__Problem requirements__: Reproduce the data exactly and drop any pictures it holds.

----- Data supplied -----

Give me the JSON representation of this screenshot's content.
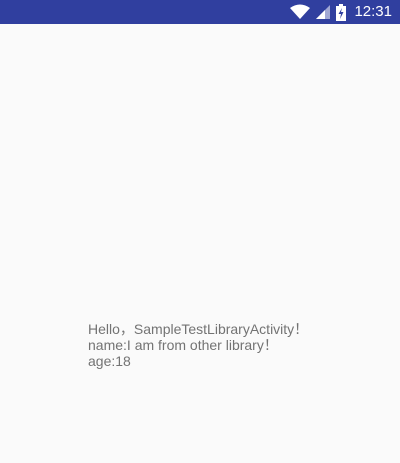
{
  "status_bar": {
    "time": "12:31",
    "icons": [
      "wifi-icon",
      "cellular-signal-icon",
      "battery-charging-icon"
    ],
    "background": "#303f9f"
  },
  "content": {
    "lines": [
      "Hello，SampleTestLibraryActivity！",
      "name:I am from other library！",
      "age:18"
    ],
    "text_color": "#737373",
    "background": "#fafafa"
  }
}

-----

__Reply__:
Give me the JSON representation of this screenshot's content.
{
  "status_bar": {
    "time": "12:31",
    "icons": [
      "wifi-icon",
      "cellular-signal-icon",
      "battery-charging-icon"
    ],
    "background": "#303f9f"
  },
  "content": {
    "lines": [
      "Hello，SampleTestLibraryActivity！",
      "name:I am from other library！",
      "age:18"
    ],
    "text_color": "#737373",
    "background": "#fafafa"
  }
}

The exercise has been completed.